Union confederations SAK
and STTK seek a way towards growth
Helsinki (09.01.2013 - Heikki Jokinen)
The trade union confederations SAK and STTK have published their own
programme for economic growth. "High salaries are not the reason for
problems in the Finnish economy, there are other reasons behind it", is
how SAK president Lauri Lyly views the situation.
Lyly and STTK president Mikko
Mäenpää see the real problems afflicting the Finnish economy lie in the
too low value of added production. The key sectors of our economy,
namely the paper and electronics industry have concentrated far too much
and for far too long in bulk products.
The solutions offered by the
confederations are aimed at guaranteeing a high level of education,
building and maintenance of a working infrastructure and supporting new
Lyly and Mäenpää are adamant that
economic growth can only be reached when both the quality of working
life and productivity are intertwined and developed simultaneously.
Growth should revolve around the participation of the whole population,
not just the top performer. To reach growth, productivity has to be
raised in all fields of production, not only in the trendy sectors or in
The practical measures proposed by
the confederations are many and varied. And unquestionably, they see the
key to success as being tied up with Finland’s high level of education
and know-how. Adults should be afforded better opportunities to upgrade
their professional skills. Vocational education should become more
flexible and closer to actual working life. Budget cuts should not
As part of innovation policy goal
there is the need for more economic diversity. At least 4 per cent of GDP should
be devoted to research and development. Development of the quality of
working life is also an important part of innovation policy as it
"Low taxation is not the key to
competitiveness", says Mikko Mäenpää. Small and medium income tax could
be lowered but companies should pay their fair share of taxes. The era
of state-ownership in the economy is not over, it is necessary to
accumulate capital, Mäenpää adds.
Finland does have many strengths,
the programme says. In the global surveys of competitiveness Finland
often comes out as one of the top countries. The public sector works
well and the rule of law is firmly established. Finland has an ability
to come to quick decisions, when needed. "If we could just remove some
friction, Finland would work better", Lauri Lyly says.
Lauri Lyly offers co-operation to
the Confederation of Finnish Industries EK, believing that it could
agree with many of the proposals. "I hope we can find common standpoints
with EK. The important thing is growth.
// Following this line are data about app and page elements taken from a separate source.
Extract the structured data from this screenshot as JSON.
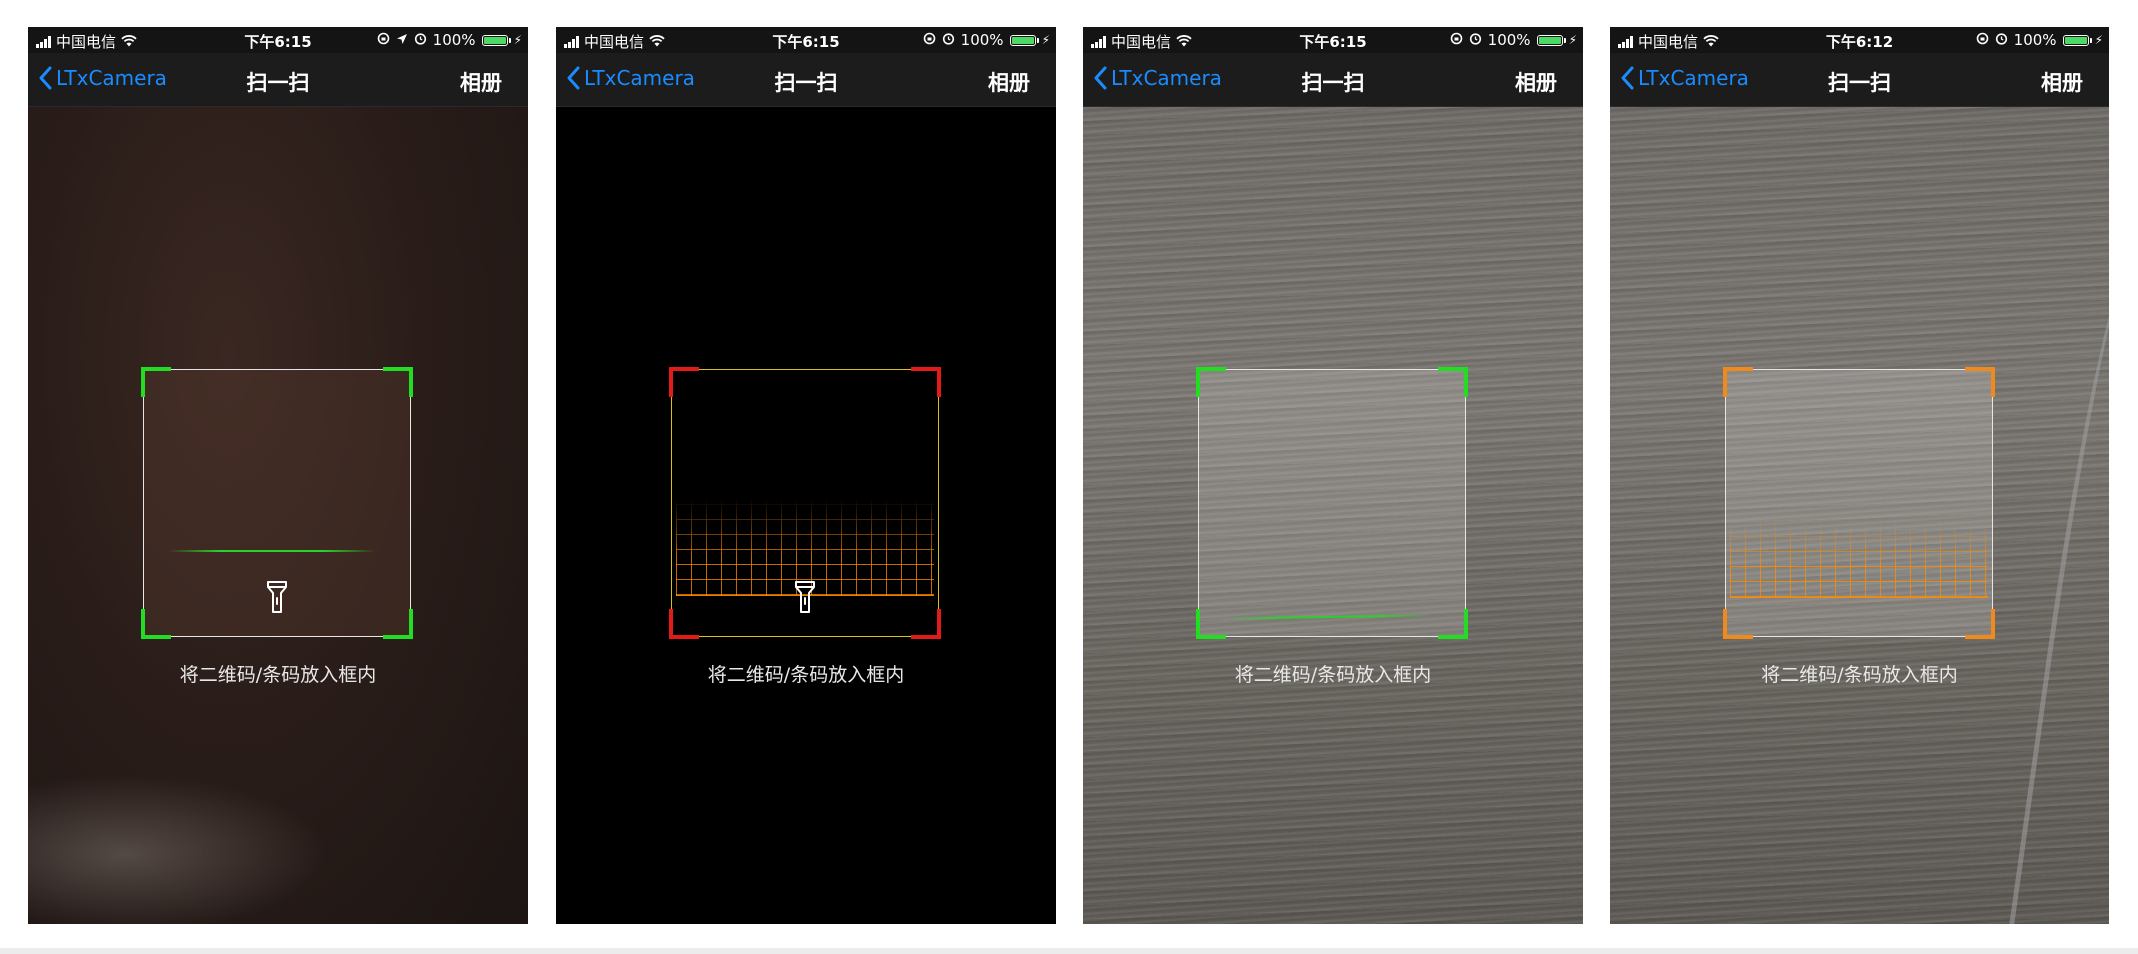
{
  "colors": {
    "nav_link": "#1a8cff",
    "battery": "#4cd964",
    "corner_green": "#22dd22",
    "corner_red": "#e21a1a",
    "corner_orange": "#f08a1c",
    "frame_yellow": "#d8c21a"
  },
  "screens": [
    {
      "status": {
        "carrier": "中国电信",
        "time": "下午6:15",
        "battery": "100%"
      },
      "nav": {
        "back_label": "LTxCamera",
        "title": "扫一扫",
        "right_label": "相册"
      },
      "hint": "将二维码/条码放入框内",
      "corner_color": "green",
      "scan_style": "line",
      "torch_icon": "flashlight-icon"
    },
    {
      "status": {
        "carrier": "中国电信",
        "time": "下午6:15",
        "battery": "100%"
      },
      "nav": {
        "back_label": "LTxCamera",
        "title": "扫一扫",
        "right_label": "相册"
      },
      "hint": "将二维码/条码放入框内",
      "corner_color": "red",
      "scan_style": "grid",
      "torch_icon": "flashlight-icon"
    },
    {
      "status": {
        "carrier": "中国电信",
        "time": "下午6:15",
        "battery": "100%"
      },
      "nav": {
        "back_label": "LTxCamera",
        "title": "扫一扫",
        "right_label": "相册"
      },
      "hint": "将二维码/条码放入框内",
      "corner_color": "green",
      "scan_style": "line"
    },
    {
      "status": {
        "carrier": "中国电信",
        "time": "下午6:12",
        "battery": "100%"
      },
      "nav": {
        "back_label": "LTxCamera",
        "title": "扫一扫",
        "right_label": "相册"
      },
      "hint": "将二维码/条码放入框内",
      "corner_color": "orange",
      "scan_style": "grid"
    }
  ]
}
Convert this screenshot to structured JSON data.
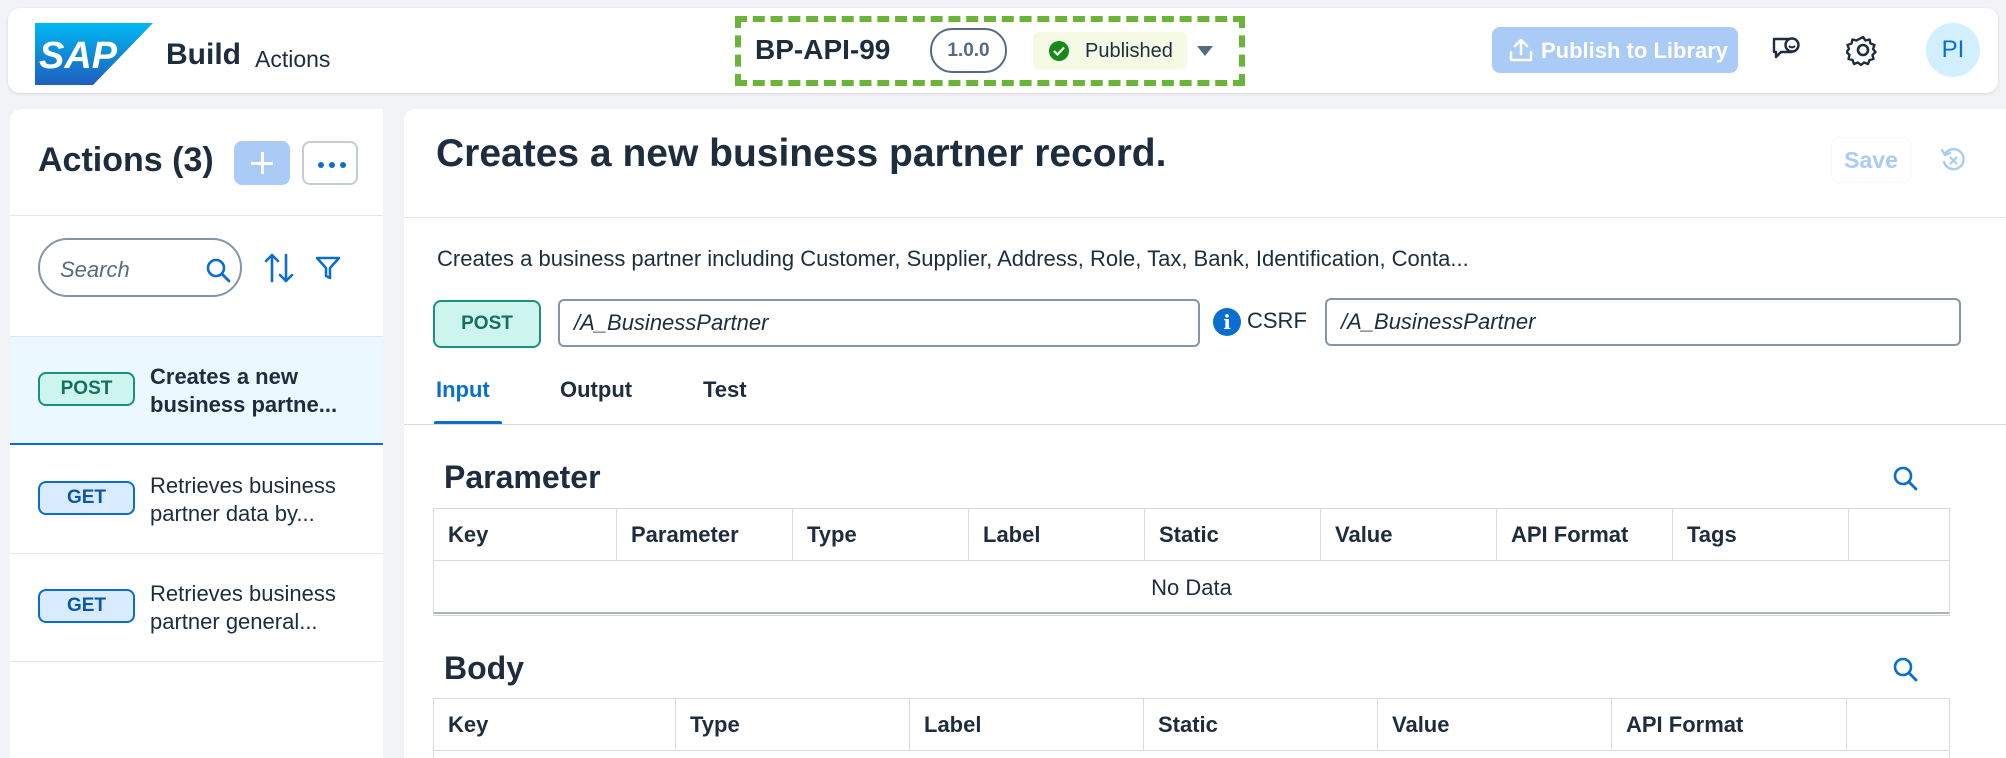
{
  "header": {
    "logo_text": "SAP",
    "app_title": "Build",
    "app_subtitle": "Actions",
    "project_id": "BP-API-99",
    "version": "1.0.0",
    "status": "Published",
    "publish_label": "Publish to Library",
    "avatar_initials": "PI"
  },
  "sidebar": {
    "title": "Actions (3)",
    "search_placeholder": "Search",
    "items": [
      {
        "method": "POST",
        "line1": "Creates a new",
        "line2": "business partne..."
      },
      {
        "method": "GET",
        "line1": "Retrieves business",
        "line2": "partner data by..."
      },
      {
        "method": "GET",
        "line1": "Retrieves business",
        "line2": "partner general..."
      }
    ]
  },
  "main": {
    "title": "Creates a new business partner record.",
    "save_label": "Save",
    "description": "Creates a business partner including Customer, Supplier, Address, Role, Tax, Bank, Identification, Conta...",
    "method": "POST",
    "path": "/A_BusinessPartner",
    "csrf_label": "CSRF",
    "csrf_path": "/A_BusinessPartner",
    "tabs": [
      "Input",
      "Output",
      "Test"
    ],
    "parameter": {
      "title": "Parameter",
      "columns": [
        "Key",
        "Parameter",
        "Type",
        "Label",
        "Static",
        "Value",
        "API Format",
        "Tags",
        ""
      ],
      "empty_text": "No Data"
    },
    "body": {
      "title": "Body",
      "columns": [
        "Key",
        "Type",
        "Label",
        "Static",
        "Value",
        "API Format",
        ""
      ]
    }
  },
  "colors": {
    "accent": "#0a6ed1",
    "post": "#1c8f7e",
    "highlight_dashed": "#6ab43a",
    "published": "#188918"
  }
}
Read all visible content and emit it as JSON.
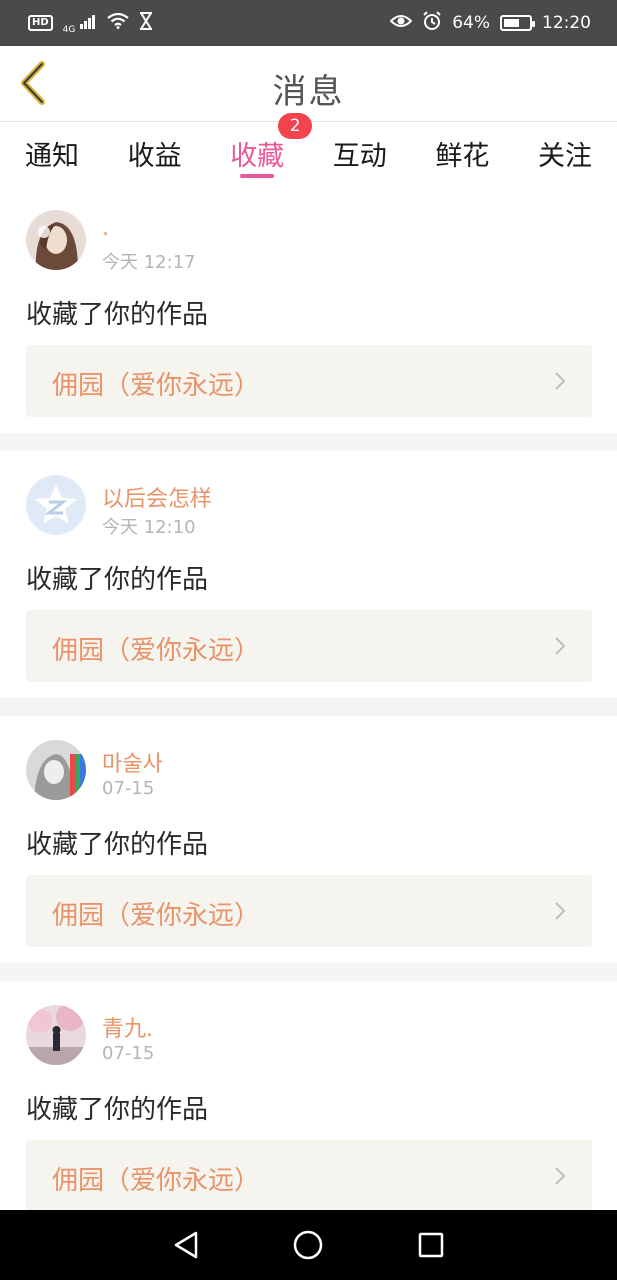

If we have joint opinions it
will be easier to speak to the government", Mikko Mäenpää says.